Kids looking to help can find plenty of unique ways to offer support, no matter how large or small. If your child asks how they can help someone they know get better or how to help science find a cure, try offering up one of these charitable ideas:

  • Dress down day at school. Students and faculty can donate small amounts to wear casual clothes instead of their uniforms or work clothes.
  • Donations instead of birthday gifts. For their next birthday party, ask guests to make a donation to a specific charity, instead of giving a gift.
  • Gather and give items. Ask your child to go through their room and look for gently used books, toys, games, or stuffed animals they don't use anymore and donate them.
  • Hold an event.

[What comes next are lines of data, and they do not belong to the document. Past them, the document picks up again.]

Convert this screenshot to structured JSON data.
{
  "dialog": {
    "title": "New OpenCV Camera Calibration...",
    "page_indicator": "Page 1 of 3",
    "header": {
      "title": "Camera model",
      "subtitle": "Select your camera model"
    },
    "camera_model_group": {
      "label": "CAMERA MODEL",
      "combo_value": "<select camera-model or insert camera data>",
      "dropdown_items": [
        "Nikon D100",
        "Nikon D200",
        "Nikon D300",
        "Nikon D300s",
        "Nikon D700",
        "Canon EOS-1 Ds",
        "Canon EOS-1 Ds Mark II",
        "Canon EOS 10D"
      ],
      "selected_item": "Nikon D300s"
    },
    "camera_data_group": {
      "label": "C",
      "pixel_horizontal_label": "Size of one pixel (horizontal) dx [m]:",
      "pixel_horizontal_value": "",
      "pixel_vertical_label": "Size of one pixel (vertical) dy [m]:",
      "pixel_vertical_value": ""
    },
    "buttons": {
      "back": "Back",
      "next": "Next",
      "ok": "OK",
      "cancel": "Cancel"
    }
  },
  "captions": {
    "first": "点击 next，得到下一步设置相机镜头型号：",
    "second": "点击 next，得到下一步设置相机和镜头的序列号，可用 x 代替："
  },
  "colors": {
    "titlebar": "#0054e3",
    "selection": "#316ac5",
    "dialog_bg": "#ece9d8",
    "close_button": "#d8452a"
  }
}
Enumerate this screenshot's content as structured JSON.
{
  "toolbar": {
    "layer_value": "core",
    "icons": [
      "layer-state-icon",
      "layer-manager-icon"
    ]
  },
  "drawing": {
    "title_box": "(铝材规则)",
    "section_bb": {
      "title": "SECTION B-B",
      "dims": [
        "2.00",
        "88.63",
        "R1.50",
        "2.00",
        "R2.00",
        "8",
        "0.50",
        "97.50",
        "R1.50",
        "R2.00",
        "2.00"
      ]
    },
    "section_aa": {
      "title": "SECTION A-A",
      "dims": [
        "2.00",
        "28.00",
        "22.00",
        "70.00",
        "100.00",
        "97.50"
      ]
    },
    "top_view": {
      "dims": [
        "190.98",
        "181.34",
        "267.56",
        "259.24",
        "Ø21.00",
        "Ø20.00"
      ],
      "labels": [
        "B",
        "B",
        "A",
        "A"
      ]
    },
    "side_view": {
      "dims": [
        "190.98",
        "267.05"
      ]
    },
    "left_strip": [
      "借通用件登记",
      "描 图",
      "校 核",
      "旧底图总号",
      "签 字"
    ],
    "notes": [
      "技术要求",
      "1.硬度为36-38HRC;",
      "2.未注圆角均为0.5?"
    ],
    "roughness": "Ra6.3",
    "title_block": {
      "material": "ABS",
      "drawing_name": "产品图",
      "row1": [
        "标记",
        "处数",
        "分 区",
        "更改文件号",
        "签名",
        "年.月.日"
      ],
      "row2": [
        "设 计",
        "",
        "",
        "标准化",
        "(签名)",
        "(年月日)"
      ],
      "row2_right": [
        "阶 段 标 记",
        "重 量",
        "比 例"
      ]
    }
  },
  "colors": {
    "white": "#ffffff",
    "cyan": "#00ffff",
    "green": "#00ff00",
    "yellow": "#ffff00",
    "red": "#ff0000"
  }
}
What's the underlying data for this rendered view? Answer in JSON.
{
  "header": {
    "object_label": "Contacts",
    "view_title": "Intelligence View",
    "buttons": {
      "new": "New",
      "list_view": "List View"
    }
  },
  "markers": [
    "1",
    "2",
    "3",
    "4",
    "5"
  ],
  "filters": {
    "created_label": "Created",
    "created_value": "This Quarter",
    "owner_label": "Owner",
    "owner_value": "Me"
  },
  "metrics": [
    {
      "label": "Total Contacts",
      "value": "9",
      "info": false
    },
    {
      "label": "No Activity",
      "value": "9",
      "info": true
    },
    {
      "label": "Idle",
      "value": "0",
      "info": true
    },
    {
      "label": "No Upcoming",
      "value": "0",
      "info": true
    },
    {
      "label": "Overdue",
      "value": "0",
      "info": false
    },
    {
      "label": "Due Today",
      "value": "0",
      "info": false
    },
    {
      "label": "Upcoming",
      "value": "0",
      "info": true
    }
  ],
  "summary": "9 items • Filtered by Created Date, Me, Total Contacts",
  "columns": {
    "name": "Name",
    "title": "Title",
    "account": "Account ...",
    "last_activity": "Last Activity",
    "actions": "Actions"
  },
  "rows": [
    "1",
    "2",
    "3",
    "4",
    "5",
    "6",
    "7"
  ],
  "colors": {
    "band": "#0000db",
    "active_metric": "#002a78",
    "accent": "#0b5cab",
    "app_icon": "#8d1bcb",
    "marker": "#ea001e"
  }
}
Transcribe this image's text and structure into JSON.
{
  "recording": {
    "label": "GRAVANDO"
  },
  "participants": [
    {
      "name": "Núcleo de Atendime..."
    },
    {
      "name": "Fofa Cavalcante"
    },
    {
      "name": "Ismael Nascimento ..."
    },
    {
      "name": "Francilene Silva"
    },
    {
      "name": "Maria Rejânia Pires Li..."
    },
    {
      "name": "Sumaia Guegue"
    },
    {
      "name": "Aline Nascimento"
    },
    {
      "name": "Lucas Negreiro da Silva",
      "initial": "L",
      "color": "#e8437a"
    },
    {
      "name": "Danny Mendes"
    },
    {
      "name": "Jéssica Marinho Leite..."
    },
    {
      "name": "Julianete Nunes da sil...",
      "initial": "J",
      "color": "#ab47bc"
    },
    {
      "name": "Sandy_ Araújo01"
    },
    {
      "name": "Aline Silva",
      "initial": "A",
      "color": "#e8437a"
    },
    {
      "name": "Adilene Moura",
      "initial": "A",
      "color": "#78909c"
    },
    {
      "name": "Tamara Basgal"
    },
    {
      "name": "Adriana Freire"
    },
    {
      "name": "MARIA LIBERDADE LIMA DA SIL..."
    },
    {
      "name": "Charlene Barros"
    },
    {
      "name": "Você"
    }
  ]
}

Plan a car wash, a bake sale, or a 50/50 raffle where the proceeds go to charity.

And your assistance doesn't have to end with suggestions. Offer to lend as much help as they need, so that it becomes a team/family effort. Children learn leadership, management, and delegation skills from taking charge of a project like this, skills they will find useful later in life.

Finding ways to help other children doesn't have to be overly complicated. Every little bit helps.